The climax is intercut with footage from a 1934 German film called "Gold." This footage doesn't dampen the ending since it comes from such an obscure place. Actually, "The Magnetic Monster" ends on a suspenseful note. The spiked resolution comes as a relief in an otherwise monotone film. If the sci-fi geek inside of you is more conspicuous than your inner horror geek, than you would be well-advised to snare this unsung cult conversation piece.
The only people who have seen "Mutator" are those fortunate enough to have been familiar with Brion James. James was a well-renowned b-movie regular. I don't know how well-renowned a cult actor can be, but you get my drift. His name isn't up there with Bruce Campbell or even Tom Atkins, but his resume is just as impressive. James died in 1999 of a heart attack. Since his untimely death, his proverbial stock has gone up. I haven't seen many of his films, but I did purchase "Mutator" on his name value alone. This is a lesser creature feature, but James gives a performance fit for an "a-movie." He plays against type as an intellectual scientist who ends up being the levelheaded straight man. If only cult actors like James were given lead roles more often.
Our storyline isn't as banal as I was expecting. Genetic experiments on animals have unwittingly propagated a litter of mutated kittens. These frighteningly feral pussies grow up to be 7-foot nightmares. Imagine a pokerfaced "Sleepwalkers." The plotline could have made for a fun time at the movie house, but the first 75 minutes are cloying. In other words, this flick is more boring than my sex life. That's boring. Like, seriously. We follow three knucklehead activists as they attempt to extricate their furry friends. None of the characters are interesting, save for James. "Blade Runner" this ain't. The creature design is passable, but we only see bits and pieces of it. I'm not sure where the budget went, unless it was spent on the all-star cast of nobodies. And God said, "Let there be light! Oh, before you turn the light on, could you take Mutator back to the video store for me?"

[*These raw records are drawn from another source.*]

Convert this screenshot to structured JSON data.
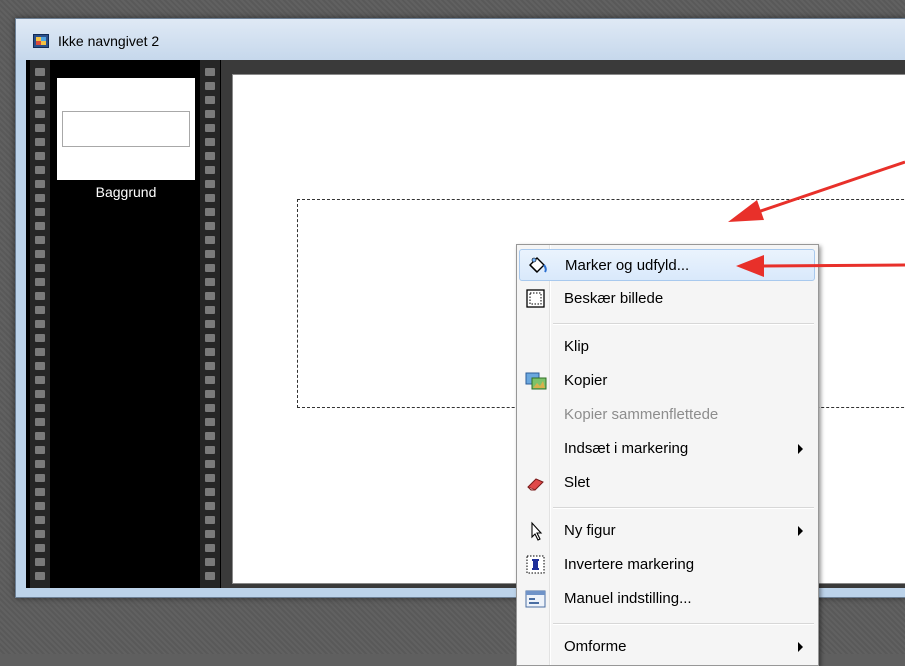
{
  "window": {
    "title": "Ikke navngivet 2"
  },
  "filmstrip": {
    "thumbnail_label": "Baggrund"
  },
  "context_menu": {
    "items": [
      {
        "label": "Marker og udfyld...",
        "icon": "fill-bucket-icon",
        "highlighted": true
      },
      {
        "label": "Beskær billede",
        "icon": "crop-icon"
      },
      {
        "label": "Klip"
      },
      {
        "label": "Kopier",
        "icon": "copy-image-icon"
      },
      {
        "label": "Kopier sammenflettede",
        "disabled": true
      },
      {
        "label": "Indsæt i markering",
        "submenu": true
      },
      {
        "label": "Slet",
        "icon": "eraser-icon"
      },
      {
        "label": "Ny figur",
        "icon": "cursor-icon",
        "submenu": true
      },
      {
        "label": "Invertere markering",
        "icon": "invert-selection-icon"
      },
      {
        "label": "Manuel indstilling...",
        "icon": "manual-settings-icon"
      },
      {
        "label": "Omforme",
        "submenu": true
      }
    ]
  },
  "annotation_color": "#e8302a",
  "accent_color": "#bcd3ea"
}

That's right. Even God is a Brion James fan. And he has tons of late fees piled up at Hollywood Video.